Legislation could halt Granite's police force
Department costs district $1.42 million each year
State Rep. Kory Holdaway, R-Taylorsville, a teacher in Granite School District, says he has decided to push a bill to abolish that district's controversial police department.
That comes after a Granite officer was charged this week with aggravated assault for shooting an unarmed burglary suspect in October after a high-speed chase in Salt Lake City which is outside the suburban school district's boundaries.
The department has been involved in other controversial chases and shootings outside its boundaries. The cost of the department is also controversial. The district says it saves money by preventing more burglaries and vandalism, but critics argue that lawsuits from shootings and other heavy-duty police work could erase savings.

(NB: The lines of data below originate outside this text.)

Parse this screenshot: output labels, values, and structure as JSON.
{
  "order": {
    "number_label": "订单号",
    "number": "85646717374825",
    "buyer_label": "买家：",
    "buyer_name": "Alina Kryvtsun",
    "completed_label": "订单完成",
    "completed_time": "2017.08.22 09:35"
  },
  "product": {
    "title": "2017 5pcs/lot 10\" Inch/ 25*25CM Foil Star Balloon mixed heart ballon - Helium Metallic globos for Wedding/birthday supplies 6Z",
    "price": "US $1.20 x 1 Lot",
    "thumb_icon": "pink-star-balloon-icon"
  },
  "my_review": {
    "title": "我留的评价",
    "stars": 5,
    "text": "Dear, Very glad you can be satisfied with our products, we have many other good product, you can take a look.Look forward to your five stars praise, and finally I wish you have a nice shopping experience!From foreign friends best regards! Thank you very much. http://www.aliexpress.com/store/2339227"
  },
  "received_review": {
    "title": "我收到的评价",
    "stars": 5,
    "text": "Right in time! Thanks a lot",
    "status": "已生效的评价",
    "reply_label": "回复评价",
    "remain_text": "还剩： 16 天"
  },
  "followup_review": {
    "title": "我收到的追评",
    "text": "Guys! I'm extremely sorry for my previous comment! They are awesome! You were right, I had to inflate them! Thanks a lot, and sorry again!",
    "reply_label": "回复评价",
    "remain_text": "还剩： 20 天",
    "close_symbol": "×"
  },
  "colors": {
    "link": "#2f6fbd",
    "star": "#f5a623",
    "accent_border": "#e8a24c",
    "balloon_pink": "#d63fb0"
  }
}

"My bill will prohibit school districts from operating their own police departments," Holdaway said. The Legislature passed a law in 1985 that allowed them to operate such departments.
Granite is currently the only district in the state that has one, spending $1.42 million a year on it and its 16 officers. Jordan School District recently disbanded its police department, saying it saved $600,000 a year of the $800,000 it had been spending. (The rest went for a contractor to monitor alarm systems.)
Martin Bates, assistant for policy and legal services to Granite Superintendent Stephen F. Ronnenkamp, said the school district will have no comment on Holdaway's bill until it sees a copy. "We don't know what to respond to until we've seen it," he said.
Holdaway said he expects to introduce the bill next week and believes that chances are good for passage this session. "It affects only Granite district, so I don't expect a lot of opposition from other areas," he said.
Holdaway, a special education teacher at Taylorsville High School, had been considering pushing such a bill for months over concern that the department drains too much from educational programs.
He said the charging of officer Richard Todd Rasmussen in the shooting this week convinced him to go forward, both over concern about police activities and how such might increase costs amid tight education budgets.
Holdaway said managers of a state insurance pool told him the incident with Rasmussen is making them reconsider their longtime practice of not charging Granite higher premium rates than other districts, despite its operating a police department and risking more lawsuits because of heavy-duty police work.
Earlier this month in a News Extra examining the benefits and risks of the department, district officials defended the department but others said city and county police could do the same work and avoid the higher financial risk from lawsuits that the department brings.
For example, County Sheriff Aaron Kennard asked, "Why would Granite want to take on that liability instead of police departments? It just takes one bad shooting for all the costs you think you have saved to go out the window" because of lawsuits.
However, Ronnenkamp said extra police presence by the department has cut vandalism and theft so much through the years that it alone "has almost paid for the police department."
He said having police work closely with schools has also thwarted several school shootings.
While the department says schools are its focus, it has made news for incidents either outside its boundaries or only marginally involving schools such as the October chase and shooting in Salt Lake City, which began when officers staked out a home, seeking a suspect in school burglaries.
Another incident was a high-speed chase in 2001 that injured seven people, including three bystanders, in South Salt Lake. A Granite officer pursued a car seen near Granite High School after discovering it had a stolen license plate. Both Salt Lake City and South Salt Lake have policies banning high-speed pursuits for such crimes.Another was a 1999 shooting when two Granite officers and two sheriff's deputies killed a man who reached for a shotgun after a chase ended on I-215 in Murray. It began in West Jordan (also outside the district) when a Granite officer spotted a car that matched one sought by West Jordan police for an armed robbery. The shooting was ruled as justified.